Tinnitus typically begins as an audiological (hearing) condition, and so it is generally appropriate to consult medical providers with clinical specialties in hearing health. There are two general types of hearing health providers to consider:
Audiologists (Au.D.) — Audiologists are healthcare specialists, trained in the diagnosis and treatment of hearing loss and other hearing-related disorders. Audiologists can perform an array of hearing tests, interpret test results, fit and adjust hearing aids, and advise on the selection and use of hearing assistance tools. In general, audiologists are the best, first option for the vast majority of tinnitus cases.
Otolaryngologists (E.N.T.) — Otolaryngologists are medical physicians specializing in the integrated systems of the ear, nose, and throat (which is where the acronym E.N.T. comes from). They are trained surgeons, who can manage and treat physical issues within the ear. Generally, otolaryngologists are best suited to treat less common forms of tinnitus, caused by treatable medical maladies in the ear.
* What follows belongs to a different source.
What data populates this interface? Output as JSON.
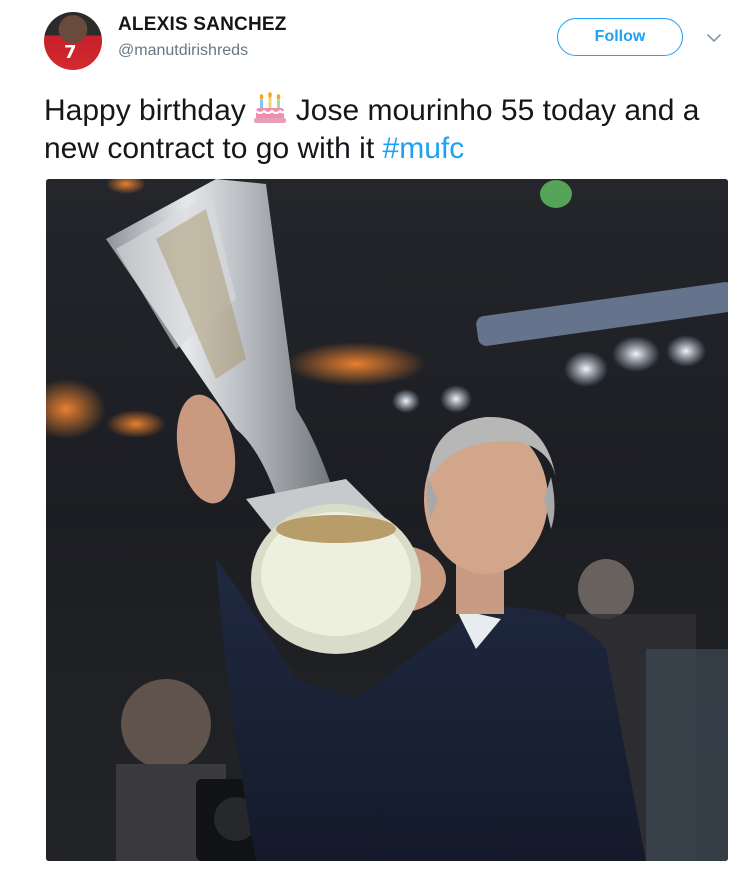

An audiologist (Au.D) or otolaryngologist (E.N.T.) may be able to provide a more precise diagnosis for your symptoms and identify the specific causes for your tinnitus, which informs the best treatment option for your condition. An Au.D. or E.N.T. with training and knowledge of tinnitus should be able to discuss an array of tinnitus management options, and help identify the best strategy for your specific medical situation.
Common causes of tinnitus
In many people, tinnitus is caused by one of these conditions:
• Age-related hearing loss. For many people, hearing worsens with age, usually starting around age 60. Hearing loss can cause tinnitus. The medical term for this type of hearing loss is presbycusis.
• Exposure to loud noise. Loud noises, such as those from heavy equipment, chain saws and firearms, are common sources of noise-related hearing loss. Portable music devices, such as MP3 players or iPods, also can cause noise-related hearing loss if played loudly for long periods. Tinnitus caused by short-term exposure, such as attending a loud concert, usually goes away; long-term exposure to loud sound can cause permanent damage.
• Earwax blockage. Earwax protects your ear canal by trapping dirt and slowing the growth of bacteria. When too much earwax accumulates, it becomes too hard to wash away naturally, causing hearing loss or irritation of the eardrum, which can lead to tinnitus.
• Ear bone changes. Stiffening of the bones in your middle ear (otosclerosis) may affect your hearing and cause tinnitus. This condition, caused by abnormal bone growth, tends to run in families.
While commonly referred to as “ringing in the ears,” tinnitus can actually manifest in a variety of different perceived sounds, both tonal and pulsing.
In almost all cases, tinnitus is a subjective noise, meaning that only the person who has tinnitus can hear it. People describe hearing different sounds: ringing, hissing, static, crickets, screeching, whooshing, roaring, pulsing, ocean waves, buzzing, dial tones, even music.
In general, there are three ways to describe a patient’s personal perception of the tinnitus sound:
Tonal Tinnitus: The perception of near-continuous sound (or overlapping sounds) with well-defined frequencies. The perceived volume of the tinnitus often fluctuates. Tonal tinnitus is generally associated with subjective tinnitus.
Pulsatile Tinnitus: The perception of pulsing sounds, often in-beat with the patient’s heartbeat. Pulsatile tinnitus is often associated with objective and somatic tinnitus.
Musical Tinnitus: The perception of music or singing, sometimes the same tune on a constant loop. Also known as Musical Ear Syndrome, Musical Tinnitus is very rare.
There is some scientific evidence that a patient’s tonal perception of tinnitus is influenced by the etiology (the underlying cause) of their tinnitus. However, current science has not identified a definitive correlation.
Consider seeing a behavioral health therapist
Tinnitus symptoms often generate feelings of despair and anxiety in many patients. Current estimates suggest that 48-78% of patients with severe tinnitus also experience depression, anxiety, or some other behavioral disorder. A trained behavioral health therapist may be able to help alleviate some of the negative emotional baggage associated with your tinnitus. There are several behavioral and educational treatment programs specifically for tinnitus management; general psychological therapy may also be beneficial.
• Find ways to increase relaxation. Patients often report that their tinnitus is less burdensome when they are relaxed. Find the activities and behaviors that best help you relax: exercise, yoga, meditation, soothing music, anything that helps you be calm and content.
• Get a good night’s sleep. Sleeping isn’t easy when you have tinnitus, but getting a restful night’s sleep can improve your overall health and may minimize the perceived intensity of tinnitus during waking hours. Many patients use sound machines, radio static, or a fan to mask their tinnitus and help them fall and stay asleep. You may also want to consider how your use of caffeine, alcohol, cigarettes, and other drugs impact your ability to sleep.